* **How to complete this task**
Below are some records; write them all out again exactly.

* **Given records**
┏━━

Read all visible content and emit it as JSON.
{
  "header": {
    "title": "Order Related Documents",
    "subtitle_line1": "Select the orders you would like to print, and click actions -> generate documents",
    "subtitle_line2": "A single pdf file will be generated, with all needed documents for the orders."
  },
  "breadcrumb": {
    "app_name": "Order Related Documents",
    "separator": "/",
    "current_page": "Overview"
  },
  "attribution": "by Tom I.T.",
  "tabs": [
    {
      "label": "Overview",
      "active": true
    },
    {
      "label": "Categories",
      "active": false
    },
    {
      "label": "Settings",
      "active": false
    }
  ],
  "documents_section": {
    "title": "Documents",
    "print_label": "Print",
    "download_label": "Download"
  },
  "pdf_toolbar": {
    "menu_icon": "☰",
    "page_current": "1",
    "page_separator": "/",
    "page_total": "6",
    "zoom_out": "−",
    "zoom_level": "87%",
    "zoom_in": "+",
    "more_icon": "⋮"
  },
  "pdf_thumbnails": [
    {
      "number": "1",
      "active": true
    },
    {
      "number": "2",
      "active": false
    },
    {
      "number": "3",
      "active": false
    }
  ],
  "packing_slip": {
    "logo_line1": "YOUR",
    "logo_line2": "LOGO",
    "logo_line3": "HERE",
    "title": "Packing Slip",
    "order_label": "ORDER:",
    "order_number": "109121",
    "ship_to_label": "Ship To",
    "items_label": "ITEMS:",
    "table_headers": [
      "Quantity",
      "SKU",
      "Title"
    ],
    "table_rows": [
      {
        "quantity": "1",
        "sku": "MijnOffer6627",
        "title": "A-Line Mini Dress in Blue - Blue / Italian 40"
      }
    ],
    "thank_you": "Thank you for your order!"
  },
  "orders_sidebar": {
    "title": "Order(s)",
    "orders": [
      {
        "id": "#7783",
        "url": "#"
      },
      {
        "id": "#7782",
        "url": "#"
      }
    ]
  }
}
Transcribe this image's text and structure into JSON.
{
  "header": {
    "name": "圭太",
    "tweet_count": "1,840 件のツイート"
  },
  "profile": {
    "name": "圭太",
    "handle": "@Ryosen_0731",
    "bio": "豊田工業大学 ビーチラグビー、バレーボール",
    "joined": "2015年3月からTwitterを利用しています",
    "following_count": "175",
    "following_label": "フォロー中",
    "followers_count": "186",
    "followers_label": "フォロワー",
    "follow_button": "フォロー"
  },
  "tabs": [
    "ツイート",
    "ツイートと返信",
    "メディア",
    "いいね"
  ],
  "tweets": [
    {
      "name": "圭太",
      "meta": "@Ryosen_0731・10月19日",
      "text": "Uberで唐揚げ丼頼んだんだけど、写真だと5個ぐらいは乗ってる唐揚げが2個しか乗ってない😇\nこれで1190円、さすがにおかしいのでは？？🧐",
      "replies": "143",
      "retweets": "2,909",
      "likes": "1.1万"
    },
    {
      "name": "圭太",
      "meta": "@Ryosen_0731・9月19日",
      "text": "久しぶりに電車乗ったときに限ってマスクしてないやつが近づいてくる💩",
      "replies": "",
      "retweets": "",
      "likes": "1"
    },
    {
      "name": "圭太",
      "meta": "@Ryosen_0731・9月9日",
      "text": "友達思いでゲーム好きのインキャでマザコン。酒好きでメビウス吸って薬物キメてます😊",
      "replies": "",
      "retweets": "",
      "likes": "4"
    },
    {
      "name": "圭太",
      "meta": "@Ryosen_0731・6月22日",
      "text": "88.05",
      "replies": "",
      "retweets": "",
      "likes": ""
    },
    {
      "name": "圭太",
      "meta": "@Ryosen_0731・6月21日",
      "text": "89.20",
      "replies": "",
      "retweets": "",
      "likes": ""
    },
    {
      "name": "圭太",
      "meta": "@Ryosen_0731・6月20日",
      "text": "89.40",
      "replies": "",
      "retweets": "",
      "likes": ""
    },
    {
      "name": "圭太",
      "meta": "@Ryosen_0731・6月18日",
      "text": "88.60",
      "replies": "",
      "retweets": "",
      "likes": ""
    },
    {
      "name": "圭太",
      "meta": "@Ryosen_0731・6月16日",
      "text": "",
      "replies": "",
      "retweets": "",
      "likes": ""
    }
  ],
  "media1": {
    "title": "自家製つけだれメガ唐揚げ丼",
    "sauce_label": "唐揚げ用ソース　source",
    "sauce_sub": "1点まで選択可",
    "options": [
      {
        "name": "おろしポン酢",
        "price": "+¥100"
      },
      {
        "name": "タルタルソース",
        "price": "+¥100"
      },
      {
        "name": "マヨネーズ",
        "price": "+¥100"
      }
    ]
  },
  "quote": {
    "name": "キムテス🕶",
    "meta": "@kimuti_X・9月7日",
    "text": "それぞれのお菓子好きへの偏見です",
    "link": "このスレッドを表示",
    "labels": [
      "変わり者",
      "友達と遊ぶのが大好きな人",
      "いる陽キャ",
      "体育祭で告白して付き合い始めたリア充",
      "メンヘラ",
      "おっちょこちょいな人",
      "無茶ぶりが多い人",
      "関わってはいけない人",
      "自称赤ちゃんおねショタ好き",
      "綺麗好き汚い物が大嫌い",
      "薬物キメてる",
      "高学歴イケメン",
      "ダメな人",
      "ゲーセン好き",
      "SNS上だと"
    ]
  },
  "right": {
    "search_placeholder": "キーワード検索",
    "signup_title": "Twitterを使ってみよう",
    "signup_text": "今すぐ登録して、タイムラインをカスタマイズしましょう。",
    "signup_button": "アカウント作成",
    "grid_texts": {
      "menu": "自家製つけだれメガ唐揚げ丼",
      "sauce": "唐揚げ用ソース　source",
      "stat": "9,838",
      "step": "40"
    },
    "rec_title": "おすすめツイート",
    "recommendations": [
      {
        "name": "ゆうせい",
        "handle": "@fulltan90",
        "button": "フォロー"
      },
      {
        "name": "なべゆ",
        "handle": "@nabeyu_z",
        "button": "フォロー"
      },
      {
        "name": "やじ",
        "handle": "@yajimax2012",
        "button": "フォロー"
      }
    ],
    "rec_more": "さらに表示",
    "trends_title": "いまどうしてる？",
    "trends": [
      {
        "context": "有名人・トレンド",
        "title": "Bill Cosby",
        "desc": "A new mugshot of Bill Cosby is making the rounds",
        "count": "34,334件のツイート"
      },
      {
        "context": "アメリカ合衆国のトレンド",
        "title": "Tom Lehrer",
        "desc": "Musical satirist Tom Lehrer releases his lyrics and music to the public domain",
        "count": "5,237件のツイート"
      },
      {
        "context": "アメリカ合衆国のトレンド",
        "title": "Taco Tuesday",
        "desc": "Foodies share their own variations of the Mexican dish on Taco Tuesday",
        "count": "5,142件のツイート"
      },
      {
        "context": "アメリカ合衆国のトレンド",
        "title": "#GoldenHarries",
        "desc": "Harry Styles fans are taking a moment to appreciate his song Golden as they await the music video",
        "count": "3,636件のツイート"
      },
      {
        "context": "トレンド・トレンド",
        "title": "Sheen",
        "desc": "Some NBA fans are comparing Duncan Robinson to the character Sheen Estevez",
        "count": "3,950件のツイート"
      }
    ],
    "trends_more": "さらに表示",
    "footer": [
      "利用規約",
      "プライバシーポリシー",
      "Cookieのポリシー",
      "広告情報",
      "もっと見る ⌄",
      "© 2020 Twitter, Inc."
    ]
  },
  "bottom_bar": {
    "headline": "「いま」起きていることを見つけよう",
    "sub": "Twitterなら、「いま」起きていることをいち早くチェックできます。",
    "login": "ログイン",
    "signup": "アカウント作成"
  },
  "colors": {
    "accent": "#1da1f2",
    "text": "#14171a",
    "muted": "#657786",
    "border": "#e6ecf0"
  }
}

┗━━

* **Solution for this problem**
Read all visible content and emit it as JSON.
{
  "header": {
    "title": "Order Related Documents",
    "subtitle_line1": "Select the orders you would like to print, and click actions -> generate documents",
    "subtitle_line2": "A single pdf file will be generated, with all needed documents for the orders."
  },
  "breadcrumb": {
    "app_name": "Order Related Documents",
    "separator": "/",
    "current_page": "Overview"
  },
  "attribution": "by Tom I.T.",
  "tabs": [
    {
      "label": "Overview",
      "active": true
    },
    {
      "label": "Categories",
      "active": false
    },
    {
      "label": "Settings",
      "active": false
    }
  ],
  "documents_section": {
    "title": "Documents",
    "print_label": "Print",
    "download_label": "Download"
  },
  "pdf_toolbar": {
    "menu_icon": "☰",
    "page_current": "1",
    "page_separator": "/",
    "page_total": "6",
    "zoom_out": "−",
    "zoom_level": "87%",
    "zoom_in": "+",
    "more_icon": "⋮"
  },
  "pdf_thumbnails": [
    {
      "number": "1",
      "active": true
    },
    {
      "number": "2",
      "active": false
    },
    {
      "number": "3",
      "active": false
    }
  ],
  "packing_slip": {
    "logo_line1": "YOUR",
    "logo_line2": "LOGO",
    "logo_line3": "HERE",
    "title": "Packing Slip",
    "order_label": "ORDER:",
    "order_number": "109121",
    "ship_to_label": "Ship To",
    "items_label": "ITEMS:",
    "table_headers": [
      "Quantity",
      "SKU",
      "Title"
    ],
    "table_rows": [
      {
        "quantity": "1",
        "sku": "MijnOffer6627",
        "title": "A-Line Mini Dress in Blue - Blue / Italian 40"
      }
    ],
    "thank_you": "Thank you for your order!"
  },
  "orders_sidebar": {
    "title": "Order(s)",
    "orders": [
      {
        "id": "#7783",
        "url": "#"
      },
      {
        "id": "#7782",
        "url": "#"
      }
    ]
  }
}
Transcribe this image's text and structure into JSON.
{
  "header": {
    "name": "圭太",
    "tweet_count": "1,840 件のツイート"
  },
  "profile": {
    "name": "圭太",
    "handle": "@Ryosen_0731",
    "bio": "豊田工業大学 ビーチラグビー、バレーボール",
    "joined": "2015年3月からTwitterを利用しています",
    "following_count": "175",
    "following_label": "フォロー中",
    "followers_count": "186",
    "followers_label": "フォロワー",
    "follow_button": "フォロー"
  },
  "tabs": [
    "ツイート",
    "ツイートと返信",
    "メディア",
    "いいね"
  ],
  "tweets": [
    {
      "name": "圭太",
      "meta": "@Ryosen_0731・10月19日",
      "text": "Uberで唐揚げ丼頼んだんだけど、写真だと5個ぐらいは乗ってる唐揚げが2個しか乗ってない😇\nこれで1190円、さすがにおかしいのでは？？🧐",
      "replies": "143",
      "retweets": "2,909",
      "likes": "1.1万"
    },
    {
      "name": "圭太",
      "meta": "@Ryosen_0731・9月19日",
      "text": "久しぶりに電車乗ったときに限ってマスクしてないやつが近づいてくる💩",
      "replies": "",
      "retweets": "",
      "likes": "1"
    },
    {
      "name": "圭太",
      "meta": "@Ryosen_0731・9月9日",
      "text": "友達思いでゲーム好きのインキャでマザコン。酒好きでメビウス吸って薬物キメてます😊",
      "replies": "",
      "retweets": "",
      "likes": "4"
    },
    {
      "name": "圭太",
      "meta": "@Ryosen_0731・6月22日",
      "text": "88.05",
      "replies": "",
      "retweets": "",
      "likes": ""
    },
    {
      "name": "圭太",
      "meta": "@Ryosen_0731・6月21日",
      "text": "89.20",
      "replies": "",
      "retweets": "",
      "likes": ""
    },
    {
      "name": "圭太",
      "meta": "@Ryosen_0731・6月20日",
      "text": "89.40",
      "replies": "",
      "retweets": "",
      "likes": ""
    },
    {
      "name": "圭太",
      "meta": "@Ryosen_0731・6月18日",
      "text": "88.60",
      "replies": "",
      "retweets": "",
      "likes": ""
    },
    {
      "name": "圭太",
      "meta": "@Ryosen_0731・6月16日",
      "text": "",
      "replies": "",
      "retweets": "",
      "likes": ""
    }
  ],
  "media1": {
    "title": "自家製つけだれメガ唐揚げ丼",
    "sauce_label": "唐揚げ用ソース　source",
    "sauce_sub": "1点まで選択可",
    "options": [
      {
        "name": "おろしポン酢",
        "price": "+¥100"
      },
      {
        "name": "タルタルソース",
        "price": "+¥100"
      },
      {
        "name": "マヨネーズ",
        "price": "+¥100"
      }
    ]
  },
  "quote": {
    "name": "キムテス🕶",
    "meta": "@kimuti_X・9月7日",
    "text": "それぞれのお菓子好きへの偏見です",
    "link": "このスレッドを表示",
    "labels": [
      "変わり者",
      "友達と遊ぶのが大好きな人",
      "いる陽キャ",
      "体育祭で告白して付き合い始めたリア充",
      "メンヘラ",
      "おっちょこちょいな人",
      "無茶ぶりが多い人",
      "関わってはいけない人",
      "自称赤ちゃんおねショタ好き",
      "綺麗好き汚い物が大嫌い",
      "薬物キメてる",
      "高学歴イケメン",
      "ダメな人",
      "ゲーセン好き",
      "SNS上だと"
    ]
  },
  "right": {
    "search_placeholder": "キーワード検索",
    "signup_title": "Twitterを使ってみよう",
    "signup_text": "今すぐ登録して、タイムラインをカスタマイズしましょう。",
    "signup_button": "アカウント作成",
    "grid_texts": {
      "menu": "自家製つけだれメガ唐揚げ丼",
      "sauce": "唐揚げ用ソース　source",
      "stat": "9,838",
      "step": "40"
    },
    "rec_title": "おすすめツイート",
    "recommendations": [
      {
        "name": "ゆうせい",
        "handle": "@fulltan90",
        "button": "フォロー"
      },
      {
        "name": "なべゆ",
        "handle": "@nabeyu_z",
        "button": "フォロー"
      },
      {
        "name": "やじ",
        "handle": "@yajimax2012",
        "button": "フォロー"
      }
    ],
    "rec_more": "さらに表示",
    "trends_title": "いまどうしてる？",
    "trends": [
      {
        "context": "有名人・トレンド",
        "title": "Bill Cosby",
        "desc": "A new mugshot of Bill Cosby is making the rounds",
        "count": "34,334件のツイート"
      },
      {
        "context": "アメリカ合衆国のトレンド",
        "title": "Tom Lehrer",
        "desc": "Musical satirist Tom Lehrer releases his lyrics and music to the public domain",
        "count": "5,237件のツイート"
      },
      {
        "context": "アメリカ合衆国のトレンド",
        "title": "Taco Tuesday",
        "desc": "Foodies share their own variations of the Mexican dish on Taco Tuesday",
        "count": "5,142件のツイート"
      },
      {
        "context": "アメリカ合衆国のトレンド",
        "title": "#GoldenHarries",
        "desc": "Harry Styles fans are taking a moment to appreciate his song Golden as they await the music video",
        "count": "3,636件のツイート"
      },
      {
        "context": "トレンド・トレンド",
        "title": "Sheen",
        "desc": "Some NBA fans are comparing Duncan Robinson to the character Sheen Estevez",
        "count": "3,950件のツイート"
      }
    ],
    "trends_more": "さらに表示",
    "footer": [
      "利用規約",
      "プライバシーポリシー",
      "Cookieのポリシー",
      "広告情報",
      "もっと見る ⌄",
      "© 2020 Twitter, Inc."
    ]
  },
  "bottom_bar": {
    "headline": "「いま」起きていることを見つけよう",
    "sub": "Twitterなら、「いま」起きていることをいち早くチェックできます。",
    "login": "ログイン",
    "signup": "アカウント作成"
  },
  "colors": {
    "accent": "#1da1f2",
    "text": "#14171a",
    "muted": "#657786",
    "border": "#e6ecf0"
  }
}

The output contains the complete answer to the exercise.